### WHAT THE TASK REQUIRES
Check each line of the records for "this"; collect those that have it.

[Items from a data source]
*** Block opens ***

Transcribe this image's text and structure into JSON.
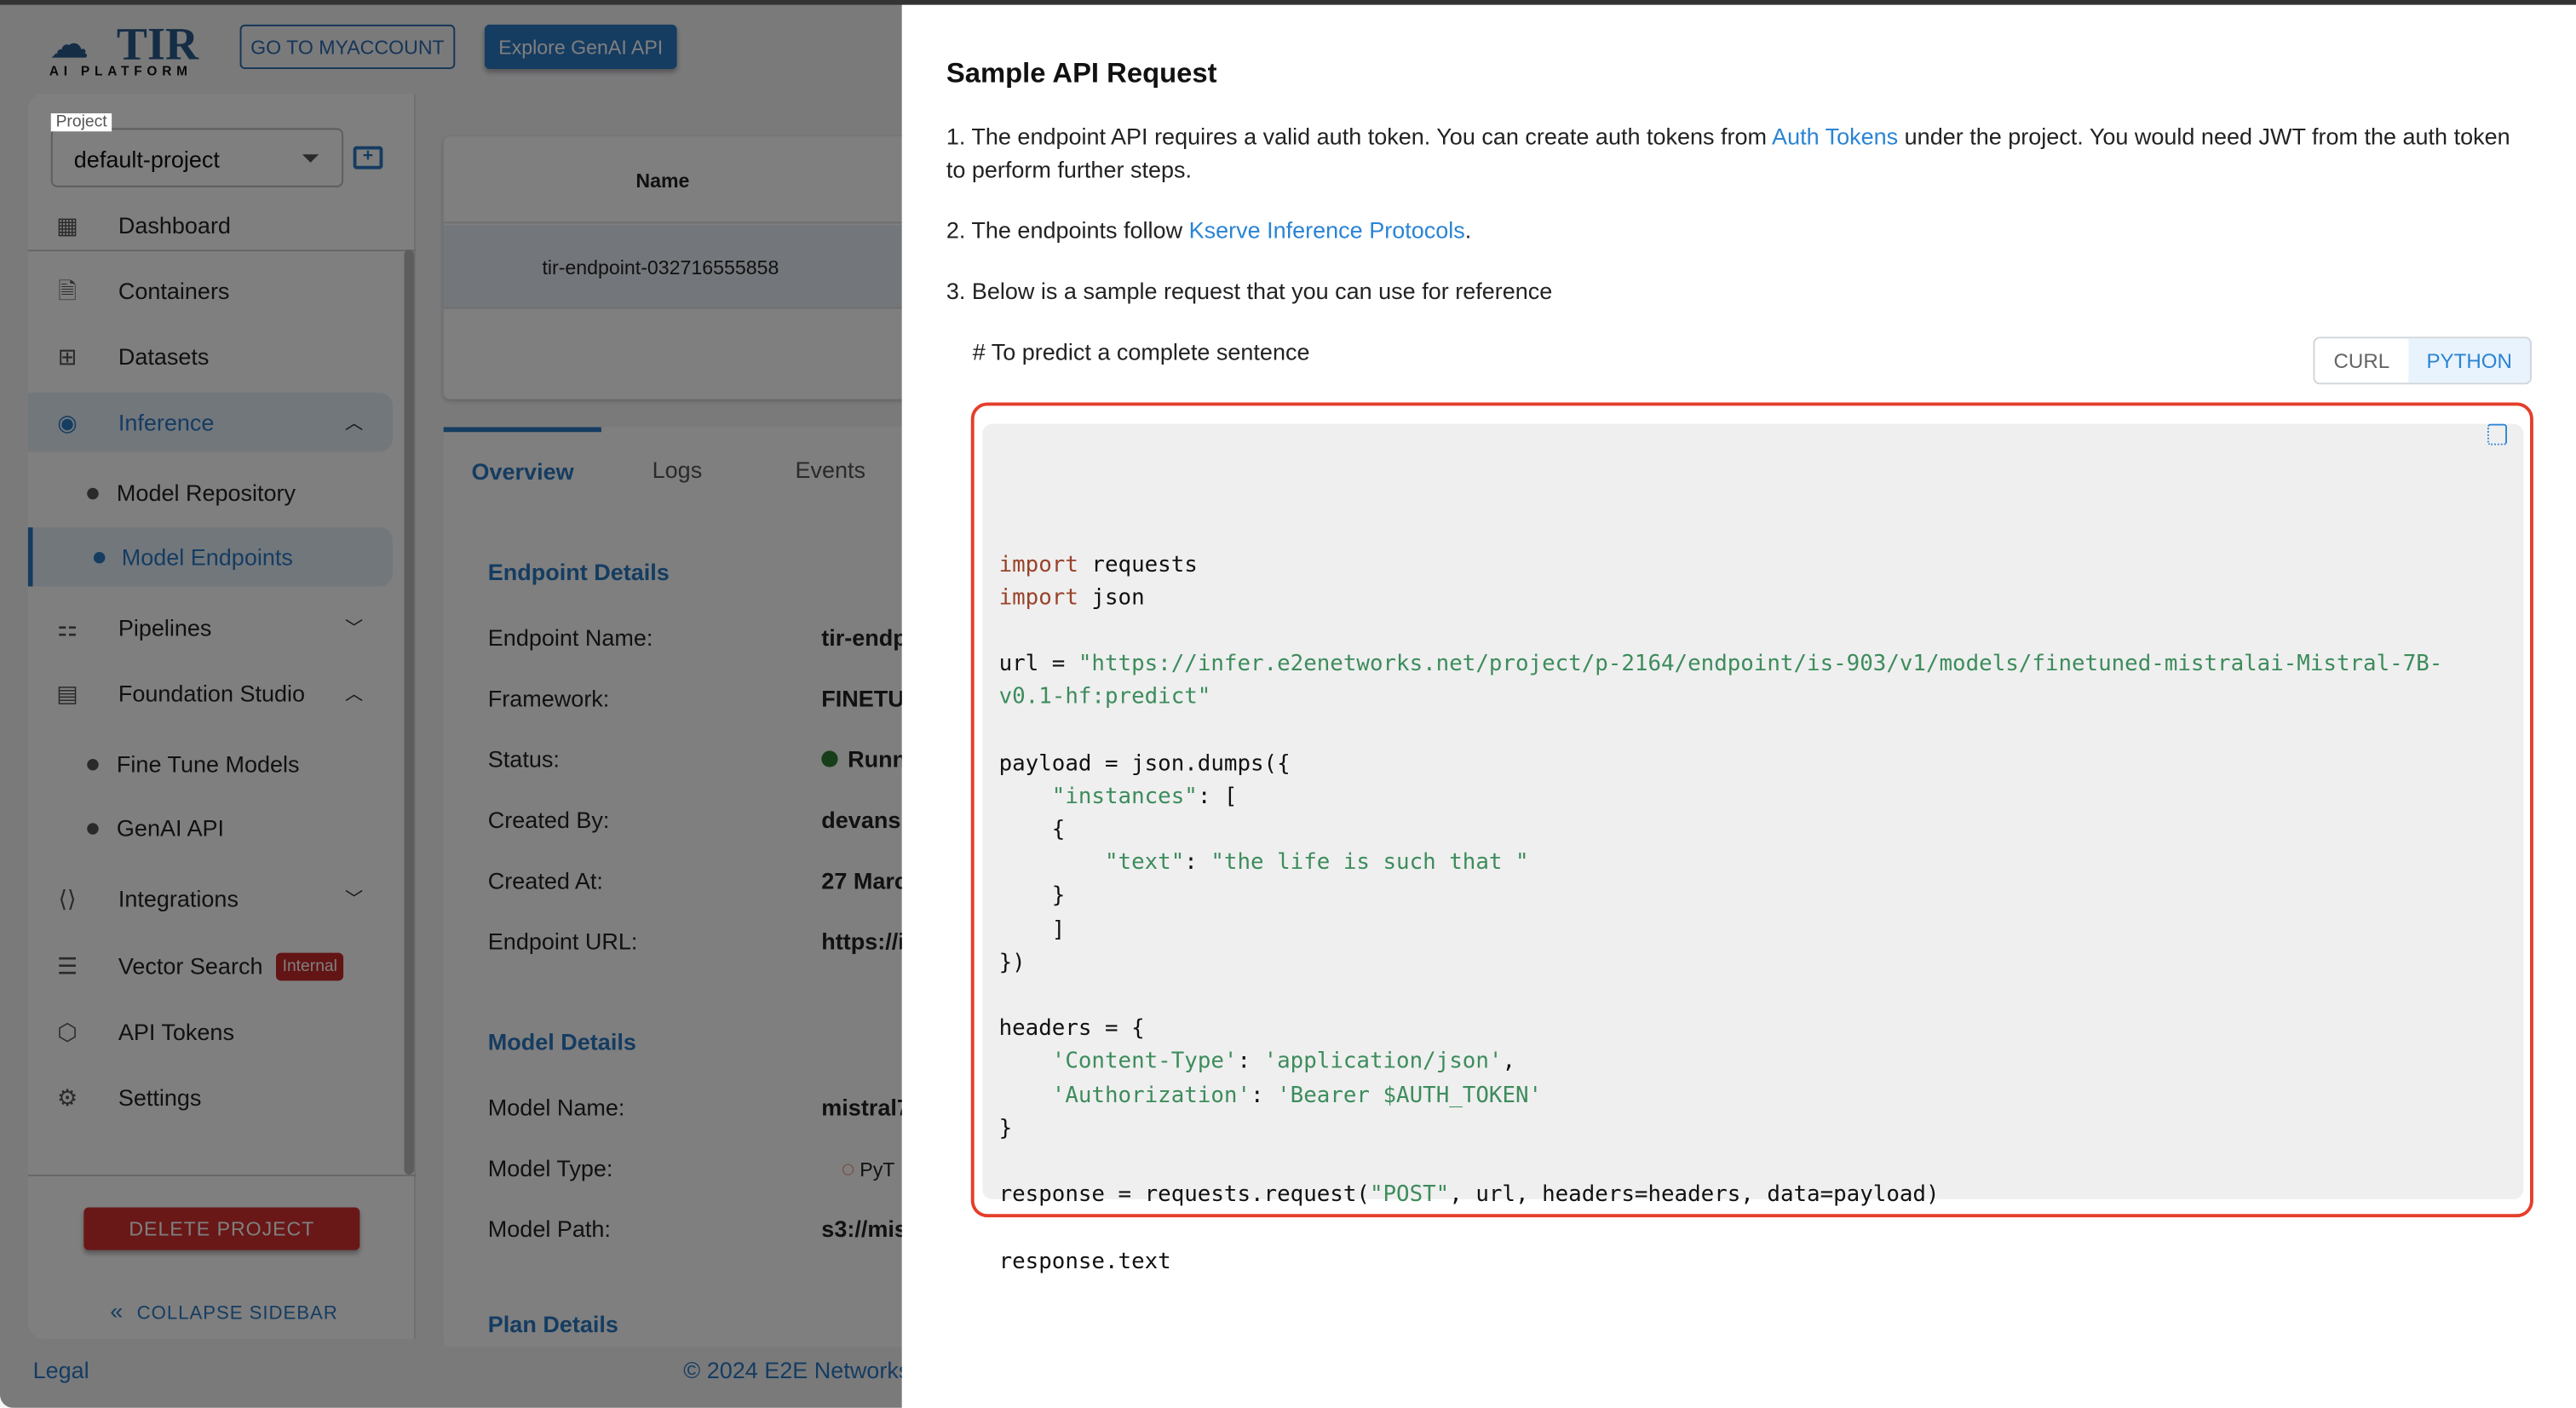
{
  "header": {
    "logo_text": "TIR",
    "logo_sub": "AI PLATFORM",
    "myaccount_label": "GO TO MYACCOUNT",
    "genai_label": "Explore GenAI API"
  },
  "sidebar": {
    "project_label": "Project",
    "project_value": "default-project",
    "items": [
      {
        "label": "Dashboard",
        "icon": "dashboard-icon"
      },
      {
        "label": "Containers",
        "icon": "file-icon"
      },
      {
        "label": "Datasets",
        "icon": "dataset-icon"
      },
      {
        "label": "Inference",
        "icon": "inference-icon",
        "expanded": true,
        "active": true
      },
      {
        "label": "Model Repository"
      },
      {
        "label": "Model Endpoints",
        "active": true
      },
      {
        "label": "Pipelines",
        "icon": "pipeline-icon",
        "expanded": false
      },
      {
        "label": "Foundation Studio",
        "icon": "studio-icon",
        "expanded": true
      },
      {
        "label": "Fine Tune Models"
      },
      {
        "label": "GenAI API"
      },
      {
        "label": "Integrations",
        "icon": "integrations-icon",
        "expanded": false
      },
      {
        "label": "Vector Search",
        "icon": "vector-icon",
        "badge": "Internal"
      },
      {
        "label": "API Tokens",
        "icon": "token-icon"
      },
      {
        "label": "Settings",
        "icon": "gear-icon"
      }
    ],
    "delete_label": "DELETE PROJECT",
    "collapse_label": "COLLAPSE SIDEBAR"
  },
  "main": {
    "table_header": "Name",
    "table_row": "tir-endpoint-032716555858",
    "tabs": [
      "Overview",
      "Logs",
      "Events"
    ],
    "endpoint_section": "Endpoint Details",
    "endpoint_fields": [
      {
        "k": "Endpoint Name:",
        "v": "tir-endp"
      },
      {
        "k": "Framework:",
        "v": "FINETU"
      },
      {
        "k": "Status:",
        "v": "Runn"
      },
      {
        "k": "Created By:",
        "v": "devansh"
      },
      {
        "k": "Created At:",
        "v": "27 Marc"
      },
      {
        "k": "Endpoint URL:",
        "v": "https://i"
      }
    ],
    "model_section": "Model Details",
    "model_fields": [
      {
        "k": "Model Name:",
        "v": "mistral7"
      },
      {
        "k": "Model Type:",
        "v": "PyT"
      },
      {
        "k": "Model Path:",
        "v": "s3://mis"
      }
    ],
    "plan_section": "Plan Details",
    "status_color": "#2e7d32"
  },
  "footer": {
    "legal": "Legal",
    "copyright": "© 2024 E2E Networks"
  },
  "drawer": {
    "title": "Sample API Request",
    "p1_a": "1. The endpoint API requires a valid auth token. You can create auth tokens from ",
    "p1_link": "Auth Tokens",
    "p1_b": " under the project. You would need JWT from the auth token to perform further steps.",
    "p2_a": "2. The endpoints follow ",
    "p2_link": "Kserve Inference Protocols",
    "p2_b": ".",
    "p3": "3. Below is a sample request that you can use for reference",
    "hint": "# To predict a complete sentence",
    "toggle": {
      "curl": "CURL",
      "python": "PYTHON",
      "selected": "PYTHON"
    },
    "code": [
      [
        {
          "k": "kw",
          "t": "import"
        },
        {
          "t": " requests"
        }
      ],
      [
        {
          "k": "kw",
          "t": "import"
        },
        {
          "t": " json"
        }
      ],
      [],
      [
        {
          "t": "url = "
        },
        {
          "k": "str",
          "t": "\"https://infer.e2enetworks.net/project/p-2164/endpoint/is-903/v1/models/finetuned-mistralai-Mistral-7B-"
        }
      ],
      [
        {
          "k": "str",
          "t": "v0.1-hf:predict\""
        }
      ],
      [],
      [
        {
          "t": "payload = json.dumps({"
        }
      ],
      [
        {
          "t": "    "
        },
        {
          "k": "str",
          "t": "\"instances\""
        },
        {
          "t": ": ["
        }
      ],
      [
        {
          "t": "    {"
        }
      ],
      [
        {
          "t": "        "
        },
        {
          "k": "str",
          "t": "\"text\""
        },
        {
          "t": ": "
        },
        {
          "k": "str",
          "t": "\"the life is such that \""
        }
      ],
      [
        {
          "t": "    }"
        }
      ],
      [
        {
          "t": "    ]"
        }
      ],
      [
        {
          "t": "})"
        }
      ],
      [],
      [
        {
          "t": "headers = {"
        }
      ],
      [
        {
          "t": "    "
        },
        {
          "k": "str",
          "t": "'Content-Type'"
        },
        {
          "t": ": "
        },
        {
          "k": "str",
          "t": "'application/json'"
        },
        {
          "t": ","
        }
      ],
      [
        {
          "t": "    "
        },
        {
          "k": "str",
          "t": "'Authorization'"
        },
        {
          "t": ": "
        },
        {
          "k": "str",
          "t": "'Bearer $AUTH_TOKEN'"
        }
      ],
      [
        {
          "t": "}"
        }
      ],
      [],
      [
        {
          "t": "response = requests.request("
        },
        {
          "k": "str",
          "t": "\"POST\""
        },
        {
          "t": ", url, headers=headers, data=payload)"
        }
      ],
      [],
      [
        {
          "t": "response.text"
        }
      ]
    ],
    "highlight_color": "#e53e2a"
  }
}
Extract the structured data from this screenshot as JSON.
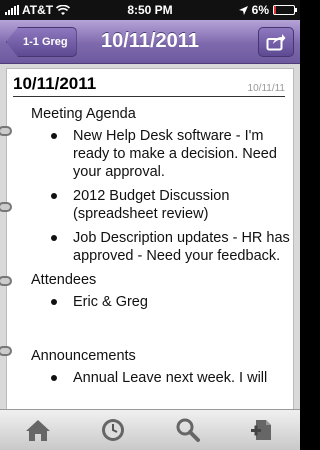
{
  "status_bar": {
    "carrier": "AT&T",
    "time": "8:50 PM",
    "battery_percent": "6%",
    "battery_level": 0.06
  },
  "nav": {
    "back_label": "1-1 Greg",
    "title": "10/11/2011"
  },
  "note": {
    "title": "10/11/2011",
    "date_small": "10/11/11",
    "sections": [
      {
        "heading": "Meeting Agenda",
        "items": [
          "New Help Desk software - I'm ready to make a decision. Need your approval.",
          "2012 Budget Discussion (spreadsheet review)",
          "Job Description updates - HR has approved - Need your feedback."
        ]
      },
      {
        "heading": "Attendees",
        "items": [
          "Eric & Greg"
        ]
      },
      {
        "heading": "Announcements",
        "items": [
          "Annual Leave next week.  I will"
        ]
      }
    ]
  },
  "tab_bar": {
    "items": [
      "home-icon",
      "clock-icon",
      "search-icon",
      "new-note-icon"
    ]
  },
  "colors": {
    "nav_purple": "#7e69ad",
    "battery_low": "#e33333"
  }
}
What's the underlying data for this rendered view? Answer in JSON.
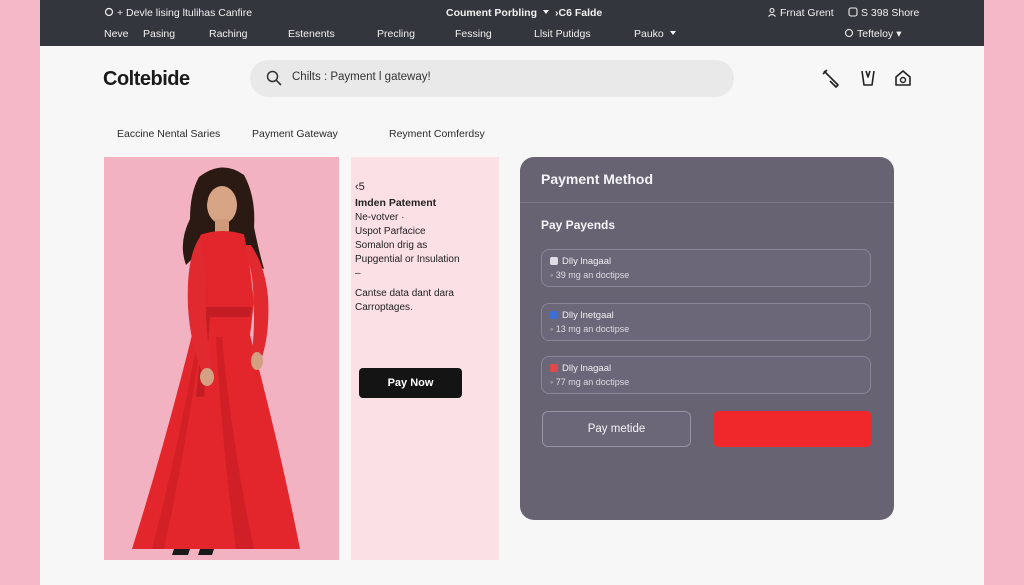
{
  "topbar": {
    "left_text": "+ Devle lising ltulihas Canfire",
    "center_text": "Coument Porbling",
    "center_extra": "›C6 Falde",
    "right_account": "Frnat Grent",
    "right_shore": "S 398 Shore",
    "nav": [
      {
        "label": "Neve"
      },
      {
        "label": "Pasing"
      },
      {
        "label": "Raching"
      },
      {
        "label": "Estenents"
      },
      {
        "label": "Precling"
      },
      {
        "label": "Fessing"
      },
      {
        "label": "Llsit Putidgs"
      },
      {
        "label": "Pauko"
      }
    ],
    "user_menu": "Tefteloy"
  },
  "header": {
    "logo": "Coltebide",
    "search_text": "Chilts : Payment l gateway!"
  },
  "subnav": [
    {
      "label": "Eaccine Nental Saries"
    },
    {
      "label": "Payment Gateway"
    },
    {
      "label": "Reyment Comferdsy"
    }
  ],
  "product": {
    "price": "‹5",
    "name": "Imden Patement",
    "lines": [
      "Ne-votver  ·",
      "Uspot Parfacice",
      "Somalon drig as",
      "Pupgential or Insulation",
      "–"
    ],
    "desc_1": "Cantse data dant dara",
    "desc_2": "Carroptages.",
    "pay_now": "Pay Now"
  },
  "payment": {
    "title": "Payment Method",
    "subtitle": "Pay Payends",
    "options": [
      {
        "name": "Dlly lnagaal",
        "detail": "◦ 39 mg an doctipse",
        "color": "#dedde4"
      },
      {
        "name": "Dlly lnetgaal",
        "detail": "◦ 13 mg an doctipse",
        "color": "#3b6fd6"
      },
      {
        "name": "Dlly lnagaal",
        "detail": "◦ 77 mg an doctipse",
        "color": "#e0494c"
      }
    ],
    "secondary_button": "Pay metide",
    "accent": "#f0282c"
  }
}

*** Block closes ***

### TASK SOLUTION
Transcribe this image's text and structure into JSON.
Extract the structured data from this screenshot as JSON.
What's the underlying data for this rendered view? Answer in JSON.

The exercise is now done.